◆ The task ◆
Reproduce each line from the records that holds "time".

=== Section Start ===

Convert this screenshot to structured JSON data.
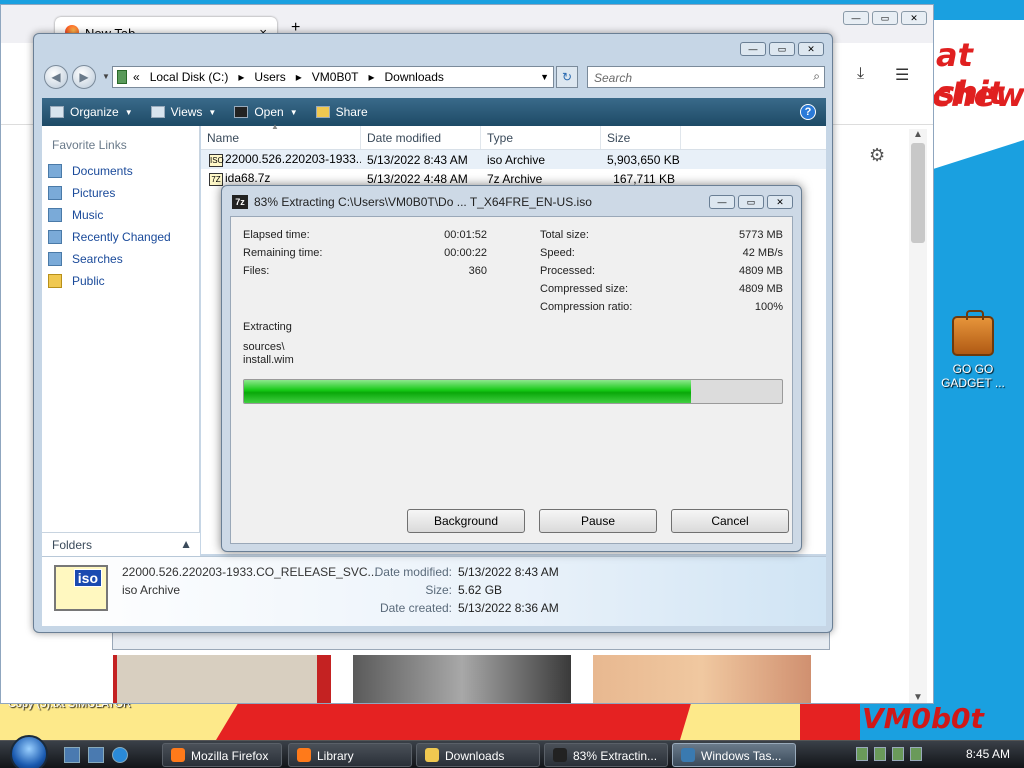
{
  "desktop": {
    "graffiti_line1": "at shit",
    "graffiti_line2": "chew",
    "brand": "VM0b0t",
    "icon_label_1": "GO GO",
    "icon_label_2": "GADGET ...",
    "bottom_label": "Copy (5).txt     SIMULATOR"
  },
  "firefox": {
    "tab_title": "New Tab",
    "tab_close": "×",
    "new_tab": "+"
  },
  "explorer": {
    "breadcrumb_prefix": "«",
    "path": [
      "Local Disk (C:)",
      "Users",
      "VM0B0T",
      "Downloads"
    ],
    "search_placeholder": "Search",
    "toolbar": [
      {
        "label": "Organize",
        "dropdown": true
      },
      {
        "label": "Views",
        "dropdown": true
      },
      {
        "label": "Open",
        "dropdown": true
      },
      {
        "label": "Share",
        "dropdown": false
      }
    ],
    "favorite_links_header": "Favorite Links",
    "favorite_links": [
      "Documents",
      "Pictures",
      "Music",
      "Recently Changed",
      "Searches",
      "Public"
    ],
    "folders_label": "Folders",
    "columns": [
      "Name",
      "Date modified",
      "Type",
      "Size"
    ],
    "files": [
      {
        "icon": "ISO",
        "name": "22000.526.220203-1933...",
        "date": "5/13/2022 8:43 AM",
        "type": "iso Archive",
        "size": "5,903,650 KB"
      },
      {
        "icon": "7Z",
        "name": "ida68.7z",
        "date": "5/13/2022 4:48 AM",
        "type": "7z Archive",
        "size": "167,711 KB"
      }
    ],
    "details": {
      "icon_text": "iso",
      "name": "22000.526.220203-1933.CO_RELEASE_SVC...",
      "type": "iso Archive",
      "date_modified_label": "Date modified:",
      "date_modified": "5/13/2022 8:43 AM",
      "size_label": "Size:",
      "size": "5.62 GB",
      "date_created_label": "Date created:",
      "date_created": "5/13/2022 8:36 AM"
    }
  },
  "zip_dialog": {
    "icon_text": "7z",
    "title": "83% Extracting C:\\Users\\VM0B0T\\Do ... T_X64FRE_EN-US.iso",
    "elapsed_label": "Elapsed time:",
    "elapsed": "00:01:52",
    "remaining_label": "Remaining time:",
    "remaining": "00:00:22",
    "files_label": "Files:",
    "files": "360",
    "total_size_label": "Total size:",
    "total_size": "5773 MB",
    "speed_label": "Speed:",
    "speed": "42 MB/s",
    "processed_label": "Processed:",
    "processed": "4809 MB",
    "compressed_label": "Compressed size:",
    "compressed": "4809 MB",
    "ratio_label": "Compression ratio:",
    "ratio": "100%",
    "extracting_label": "Extracting",
    "current_path": "sources\\",
    "current_file": "install.wim",
    "progress_fraction": 0.83,
    "buttons": {
      "background": "Background",
      "pause": "Pause",
      "cancel": "Cancel"
    }
  },
  "taskbar": {
    "items": [
      {
        "label": "Mozilla Firefox",
        "color": "#ff7a1a",
        "active": false
      },
      {
        "label": "Library",
        "color": "#ff7a1a",
        "active": false
      },
      {
        "label": "Downloads",
        "color": "#f0c850",
        "active": false
      },
      {
        "label": "83% Extractin...",
        "color": "#222222",
        "active": false
      },
      {
        "label": "Windows Tas...",
        "color": "#3a7ab0",
        "active": true
      }
    ],
    "clock": "8:45 AM"
  }
}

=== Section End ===

◆ Task solution ◆
    "elapsed_label": "Elapsed time:",
    "remaining_label": "Remaining time:",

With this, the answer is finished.